    0 0




    All India Bhikku Centre
    28 December, 2014 – 5 January, 2015


    When arriving in Bodhgaya for the Kagyu Monlam, it is impossible not to be moved by the difficult life circumstances of the local people.  This is particularly so for those of us who come from countries where health and well-being are more or less taken for granted.  Even though we may wish to do something to alleviate the suffering we see all around us, it is difficult to know where to start and what might be the most effective way to help.

    His Holiness the 17th Gyalwang Karmapa has expressed his wish that we should not simply be content to feel compassion when we are making prayers but we should begin to find ways to actually put compassion into action.  Following this guidance, projects that embrace this vision are now becoming an intrinsic part of the activity of the Kagyu Monlam.

    For the last 10 years, students of the late Akong Tulku Rinpoche have been giving food to local people during the Kagyu Monlam.  This started with small scale projects based at the Mahayana Hotel with the kind support of Trinley the manager there.  Later on they helped the Gyalwang Karmapa’s sister to organise a food camp at the Kalachakra Ground   which offered food to over 800 people a day as part of her wish to support His Holiness’s long life and activity.  More recently, at the suggestion of Lama Chodrak, the Soup Kitchen has worked in partnership with the Monlam Medical Camp and this partnership continues to flourish with even more ambitious plans envisaged for future Kagyu Monlams.

    The wisdom and compassion of His Holiness Gyalwang Karmapa and the great Kagyu Lamas who support his activity through their devotion to Him create remarkable opportunities for ordinary beings to benefit themselves and others.

    Over the years working at the Monlam Soup Kitchen so many volunteers from all over the world have worked together joyfully to serve others and found that expressing their own natural kindness by putting compassion into action has brought blessings and connection to others that we could not have envisaged.  Of course the life of those whom we have served remains unimaginably difficult; but just because we cannot solve all of their problems does not mean that offering food and kindness is a waste of time.  In the simple act of giving, if only for a brief moment, something shifts as people who are accustomed to experiencing rejection and unsatisfied wanting are able to receive acceptance, respect and the satisfaction of eating good hot food.  This in itself feels worthwhile and who knows what seeds have been planted.
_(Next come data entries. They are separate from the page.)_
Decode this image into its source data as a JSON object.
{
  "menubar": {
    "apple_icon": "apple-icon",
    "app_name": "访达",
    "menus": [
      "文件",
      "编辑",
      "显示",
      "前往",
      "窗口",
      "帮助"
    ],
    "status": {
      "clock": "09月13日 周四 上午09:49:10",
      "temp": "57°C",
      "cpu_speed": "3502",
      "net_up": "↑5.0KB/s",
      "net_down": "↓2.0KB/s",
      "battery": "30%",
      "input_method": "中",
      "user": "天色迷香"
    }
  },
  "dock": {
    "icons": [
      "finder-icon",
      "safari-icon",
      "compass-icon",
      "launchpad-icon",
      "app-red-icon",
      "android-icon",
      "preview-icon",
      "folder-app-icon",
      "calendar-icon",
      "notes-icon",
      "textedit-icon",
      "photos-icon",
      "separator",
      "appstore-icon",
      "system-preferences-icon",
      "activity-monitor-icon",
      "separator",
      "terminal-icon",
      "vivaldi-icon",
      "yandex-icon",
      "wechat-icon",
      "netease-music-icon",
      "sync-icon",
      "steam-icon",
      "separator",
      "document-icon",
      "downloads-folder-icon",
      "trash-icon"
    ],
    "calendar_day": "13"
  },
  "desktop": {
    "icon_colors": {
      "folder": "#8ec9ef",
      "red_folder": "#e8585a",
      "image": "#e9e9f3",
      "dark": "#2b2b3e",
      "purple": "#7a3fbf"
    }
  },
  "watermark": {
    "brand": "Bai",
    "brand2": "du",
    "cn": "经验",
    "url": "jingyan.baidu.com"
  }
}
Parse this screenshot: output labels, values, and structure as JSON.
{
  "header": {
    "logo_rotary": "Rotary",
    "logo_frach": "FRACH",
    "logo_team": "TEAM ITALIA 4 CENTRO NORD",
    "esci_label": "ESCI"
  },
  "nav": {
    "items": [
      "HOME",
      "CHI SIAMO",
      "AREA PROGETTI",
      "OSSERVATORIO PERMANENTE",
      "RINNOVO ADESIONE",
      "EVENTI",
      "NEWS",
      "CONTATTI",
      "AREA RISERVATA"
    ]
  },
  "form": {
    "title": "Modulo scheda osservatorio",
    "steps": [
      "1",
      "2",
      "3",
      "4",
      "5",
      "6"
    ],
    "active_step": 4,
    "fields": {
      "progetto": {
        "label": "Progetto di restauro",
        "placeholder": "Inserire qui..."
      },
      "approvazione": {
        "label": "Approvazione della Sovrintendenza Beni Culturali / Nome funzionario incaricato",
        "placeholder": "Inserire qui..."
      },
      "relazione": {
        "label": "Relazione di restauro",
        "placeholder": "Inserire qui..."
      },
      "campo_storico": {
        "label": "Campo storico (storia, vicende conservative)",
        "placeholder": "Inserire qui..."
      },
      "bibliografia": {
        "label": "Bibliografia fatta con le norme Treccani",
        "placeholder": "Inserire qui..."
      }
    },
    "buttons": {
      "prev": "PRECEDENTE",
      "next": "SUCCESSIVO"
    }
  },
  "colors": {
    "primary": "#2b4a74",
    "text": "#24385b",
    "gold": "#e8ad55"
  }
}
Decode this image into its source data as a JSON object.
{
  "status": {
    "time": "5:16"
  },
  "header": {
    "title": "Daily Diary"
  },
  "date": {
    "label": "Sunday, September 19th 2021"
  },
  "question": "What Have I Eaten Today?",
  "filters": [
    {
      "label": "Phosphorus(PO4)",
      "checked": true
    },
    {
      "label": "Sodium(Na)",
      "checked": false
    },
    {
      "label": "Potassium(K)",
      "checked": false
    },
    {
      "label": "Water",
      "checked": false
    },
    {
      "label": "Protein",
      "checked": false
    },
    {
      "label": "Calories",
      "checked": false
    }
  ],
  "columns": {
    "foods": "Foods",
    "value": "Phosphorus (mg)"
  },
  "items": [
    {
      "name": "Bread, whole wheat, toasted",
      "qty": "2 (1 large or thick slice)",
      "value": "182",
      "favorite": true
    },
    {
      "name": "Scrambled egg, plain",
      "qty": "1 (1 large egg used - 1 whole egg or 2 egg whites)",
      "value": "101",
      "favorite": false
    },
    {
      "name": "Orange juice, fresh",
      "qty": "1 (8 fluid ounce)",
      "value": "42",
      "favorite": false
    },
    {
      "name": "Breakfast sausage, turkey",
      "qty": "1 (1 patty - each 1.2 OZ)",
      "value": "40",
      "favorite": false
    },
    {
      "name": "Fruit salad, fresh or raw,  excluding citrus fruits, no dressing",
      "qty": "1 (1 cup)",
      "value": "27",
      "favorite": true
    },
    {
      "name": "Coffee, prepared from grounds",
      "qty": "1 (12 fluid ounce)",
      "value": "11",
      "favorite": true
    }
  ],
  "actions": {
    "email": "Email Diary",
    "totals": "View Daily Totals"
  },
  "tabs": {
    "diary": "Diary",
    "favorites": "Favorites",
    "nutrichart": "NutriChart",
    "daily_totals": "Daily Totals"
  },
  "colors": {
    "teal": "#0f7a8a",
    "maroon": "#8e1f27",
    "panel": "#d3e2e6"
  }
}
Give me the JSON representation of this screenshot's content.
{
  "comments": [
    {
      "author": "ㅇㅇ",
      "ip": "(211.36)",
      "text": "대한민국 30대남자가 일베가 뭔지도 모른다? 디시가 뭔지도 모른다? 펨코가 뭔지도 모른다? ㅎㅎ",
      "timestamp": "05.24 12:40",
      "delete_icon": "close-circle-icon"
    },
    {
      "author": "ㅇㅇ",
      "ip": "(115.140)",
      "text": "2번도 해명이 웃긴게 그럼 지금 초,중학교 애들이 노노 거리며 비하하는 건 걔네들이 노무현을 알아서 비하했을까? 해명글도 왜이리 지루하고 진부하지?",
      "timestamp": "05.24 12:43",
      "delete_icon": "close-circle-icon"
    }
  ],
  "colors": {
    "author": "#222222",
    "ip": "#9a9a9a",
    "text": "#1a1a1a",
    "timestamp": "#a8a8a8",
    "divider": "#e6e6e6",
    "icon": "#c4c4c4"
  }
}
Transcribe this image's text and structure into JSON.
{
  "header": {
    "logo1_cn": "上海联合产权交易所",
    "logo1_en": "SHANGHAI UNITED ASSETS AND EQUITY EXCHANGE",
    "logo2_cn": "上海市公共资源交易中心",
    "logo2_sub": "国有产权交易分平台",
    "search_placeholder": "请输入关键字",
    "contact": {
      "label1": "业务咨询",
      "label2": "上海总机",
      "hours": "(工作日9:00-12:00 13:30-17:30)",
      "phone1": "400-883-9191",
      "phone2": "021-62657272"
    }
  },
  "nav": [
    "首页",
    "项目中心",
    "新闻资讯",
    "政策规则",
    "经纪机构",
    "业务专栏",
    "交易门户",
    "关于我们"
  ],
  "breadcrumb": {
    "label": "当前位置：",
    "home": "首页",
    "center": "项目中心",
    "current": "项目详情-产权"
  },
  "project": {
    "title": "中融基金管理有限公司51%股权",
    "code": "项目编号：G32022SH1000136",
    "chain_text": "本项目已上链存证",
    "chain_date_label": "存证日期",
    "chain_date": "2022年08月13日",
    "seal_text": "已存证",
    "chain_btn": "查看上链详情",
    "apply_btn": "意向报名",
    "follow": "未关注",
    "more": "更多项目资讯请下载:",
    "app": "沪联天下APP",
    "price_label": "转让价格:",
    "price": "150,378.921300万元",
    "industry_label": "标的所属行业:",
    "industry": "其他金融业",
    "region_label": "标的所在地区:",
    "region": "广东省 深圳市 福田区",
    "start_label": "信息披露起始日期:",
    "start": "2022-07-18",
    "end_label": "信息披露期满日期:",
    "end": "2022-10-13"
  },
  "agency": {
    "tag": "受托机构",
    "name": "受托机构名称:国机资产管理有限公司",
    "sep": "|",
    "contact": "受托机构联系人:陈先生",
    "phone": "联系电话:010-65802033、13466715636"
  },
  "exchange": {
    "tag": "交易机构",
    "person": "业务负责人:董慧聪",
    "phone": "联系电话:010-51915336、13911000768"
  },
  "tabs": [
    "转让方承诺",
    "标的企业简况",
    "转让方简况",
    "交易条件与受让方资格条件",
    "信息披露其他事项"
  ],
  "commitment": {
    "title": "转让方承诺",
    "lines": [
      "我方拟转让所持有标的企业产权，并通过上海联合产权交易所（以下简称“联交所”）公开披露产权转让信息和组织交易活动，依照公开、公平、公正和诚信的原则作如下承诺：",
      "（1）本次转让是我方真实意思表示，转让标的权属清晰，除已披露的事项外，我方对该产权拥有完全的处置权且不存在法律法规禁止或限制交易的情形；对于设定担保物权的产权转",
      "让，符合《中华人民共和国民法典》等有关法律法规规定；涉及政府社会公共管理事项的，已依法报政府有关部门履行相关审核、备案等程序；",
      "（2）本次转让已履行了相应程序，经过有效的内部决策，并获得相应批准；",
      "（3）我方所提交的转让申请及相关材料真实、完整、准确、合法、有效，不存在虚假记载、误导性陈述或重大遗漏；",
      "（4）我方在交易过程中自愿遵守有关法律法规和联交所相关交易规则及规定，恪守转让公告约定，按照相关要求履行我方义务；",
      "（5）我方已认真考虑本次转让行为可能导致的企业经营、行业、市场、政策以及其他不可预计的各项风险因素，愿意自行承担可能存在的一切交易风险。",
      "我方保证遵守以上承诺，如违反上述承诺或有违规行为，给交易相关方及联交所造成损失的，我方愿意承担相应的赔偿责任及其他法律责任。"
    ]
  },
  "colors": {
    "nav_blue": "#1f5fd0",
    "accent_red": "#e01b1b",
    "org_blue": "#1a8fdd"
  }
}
    This year the Soup Kitchen supported the medical team by giving fruit and healthy snacks when we travelled to surrounding villages for 2 days.  After that, for 5 days we have served around 500 hot meals and fruit every lunchtime to those attending the general Medical Camp as well as to others (including cycle rickshaw drivers and the local snake charmer!) who benefitted from good quality rice, dahl and vegetables all cooked by the wonderful Tergar kitchen team.  For the final 3 days of the Monlam we will support the specialist medical team from Max India Foundation as a new partnership begins which we hope will develop further the aspiration to provide well-being for all.

    When Akong Rinpoche was escaping from Tibet he almost died of starvation and at that time he made a promise that if he survived, he would always do whatever he could to make sure that no-one was hungry.  The Soup Kitchens that he established in various countries always followed the same principles: to offer food to anyone who asks, to give with kindness and compassion, to treat others as equals and to give without any expectations. He was never able to attend the International Kagyu Monlam. However, on the 3rd January 2015, His Holiness Gyalwang Karmapa found time in his busy schedule to visit the Soup Kitchen, which this year has been dedicated to the swift return of Akong Tulku Rinpoche.


    http://www.kagyumonlam.org/English/News/Report/Report_20141228_2.html

    Warnning: Do NOT Get Caught While Searching!!
    Your IP : - Country : - City:
    Your ISP TRACKS Your Online Activity! Hide your IP ADDRESS with a VPN!
    Before you searching always remember to change your IP adress to not be followed!
    PROTECT YOURSELF & SUPPORT US! Purchase a VPN Today!

older | 1 | .... | 37 | 38 | (Page 39) | 40 | 41 | .... | 86 | newer